• What you need to do
In the listing that follows, print every line exactly and leave the images out.

Dataset extract: Begin

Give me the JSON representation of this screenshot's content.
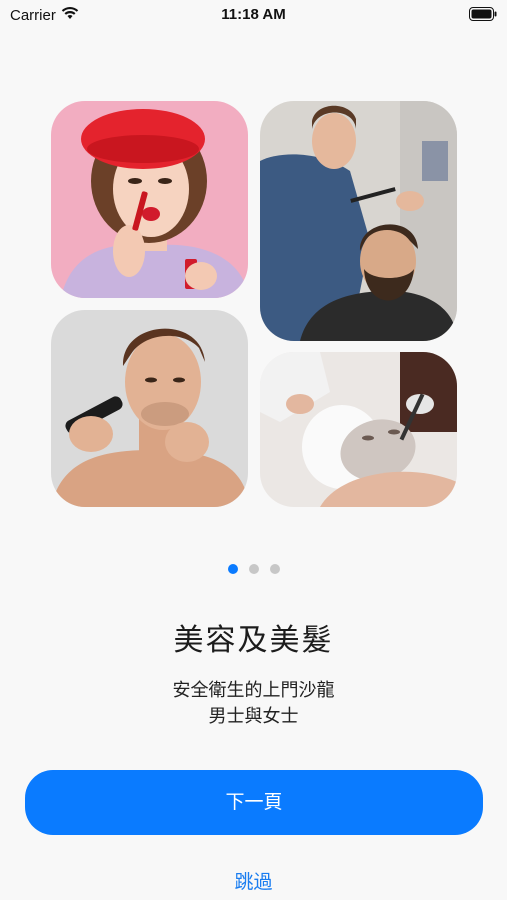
{
  "status_bar": {
    "carrier": "Carrier",
    "time": "11:18 AM"
  },
  "images": [
    {
      "label": "woman applying lipstick",
      "bg": "#f2a9bf"
    },
    {
      "label": "barber trimming beard",
      "bg": "#d9d6d1"
    },
    {
      "label": "man shaving with trimmer",
      "bg": "#dcdcdc"
    },
    {
      "label": "woman receiving facial mask",
      "bg": "#ece8e6"
    }
  ],
  "pager": {
    "count": 3,
    "active": 0
  },
  "onboarding": {
    "title": "美容及美髮",
    "subtitle_line1": "安全衛生的上門沙龍",
    "subtitle_line2": "男士與女士"
  },
  "buttons": {
    "next_label": "下一頁",
    "skip_label": "跳過"
  },
  "colors": {
    "accent": "#0a7bff",
    "dot_inactive": "#c7c7c7",
    "background": "#f8f8f8"
  }
}
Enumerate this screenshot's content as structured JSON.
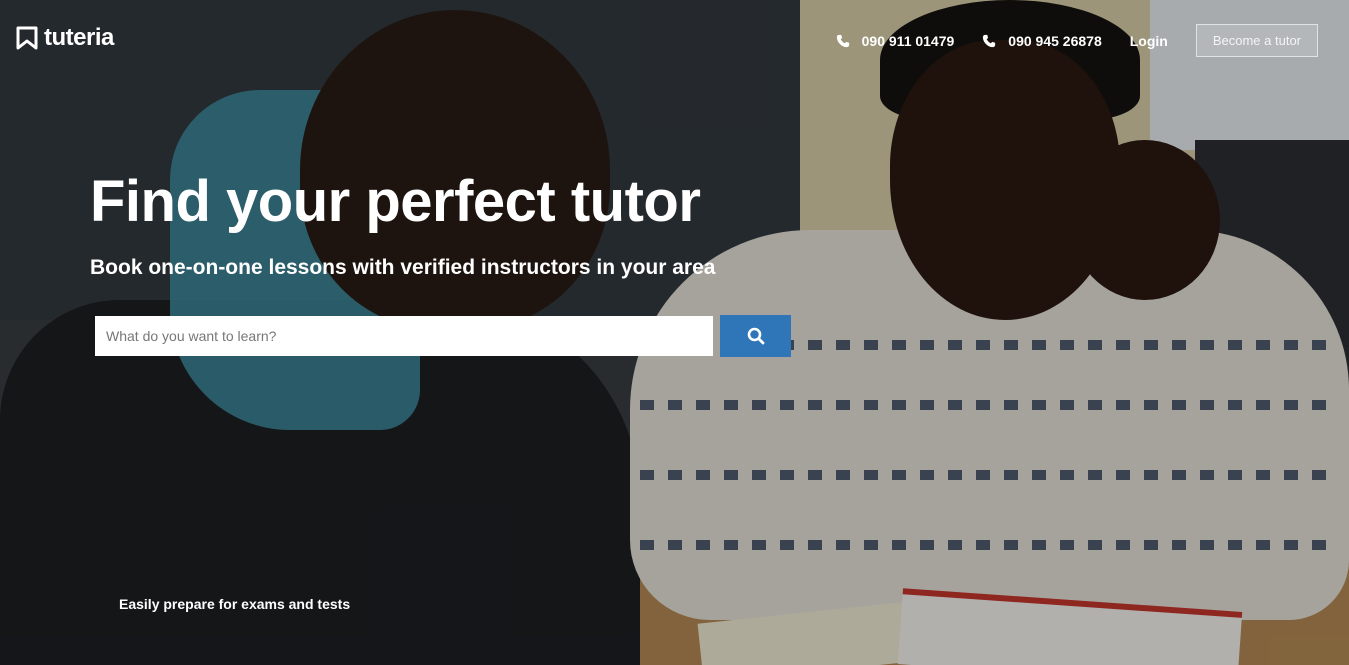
{
  "header": {
    "logo_text": "tuteria",
    "phone_1": "090 911 01479",
    "phone_2": "090 945 26878",
    "login_label": "Login",
    "become_tutor_label": "Become a tutor"
  },
  "hero": {
    "title": "Find your perfect tutor",
    "subtitle": "Book one-on-one lessons with verified instructors in your area",
    "search_placeholder": "What do you want to learn?",
    "search_value": "",
    "tagline": "Easily prepare for exams and tests"
  },
  "colors": {
    "search_button": "#2f76b8",
    "text": "#ffffff"
  },
  "icons": {
    "logo": "bookmark-logo-icon",
    "phone": "phone-icon",
    "search": "search-icon"
  }
}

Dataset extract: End

• Exercise solution
Give me the JSON representation of this screenshot's content.
{
  "status_bar": {
    "carrier": "Carrier",
    "time": "11:18 AM"
  },
  "images": [
    {
      "label": "woman applying lipstick",
      "bg": "#f2a9bf"
    },
    {
      "label": "barber trimming beard",
      "bg": "#d9d6d1"
    },
    {
      "label": "man shaving with trimmer",
      "bg": "#dcdcdc"
    },
    {
      "label": "woman receiving facial mask",
      "bg": "#ece8e6"
    }
  ],
  "pager": {
    "count": 3,
    "active": 0
  },
  "onboarding": {
    "title": "美容及美髮",
    "subtitle_line1": "安全衛生的上門沙龍",
    "subtitle_line2": "男士與女士"
  },
  "buttons": {
    "next_label": "下一頁",
    "skip_label": "跳過"
  },
  "colors": {
    "accent": "#0a7bff",
    "dot_inactive": "#c7c7c7",
    "background": "#f8f8f8"
  }
}
Enumerate this screenshot's content as structured JSON.
{
  "header": {
    "logo_text": "tuteria",
    "phone_1": "090 911 01479",
    "phone_2": "090 945 26878",
    "login_label": "Login",
    "become_tutor_label": "Become a tutor"
  },
  "hero": {
    "title": "Find your perfect tutor",
    "subtitle": "Book one-on-one lessons with verified instructors in your area",
    "search_placeholder": "What do you want to learn?",
    "search_value": "",
    "tagline": "Easily prepare for exams and tests"
  },
  "colors": {
    "search_button": "#2f76b8",
    "text": "#ffffff"
  },
  "icons": {
    "logo": "bookmark-logo-icon",
    "phone": "phone-icon",
    "search": "search-icon"
  }
}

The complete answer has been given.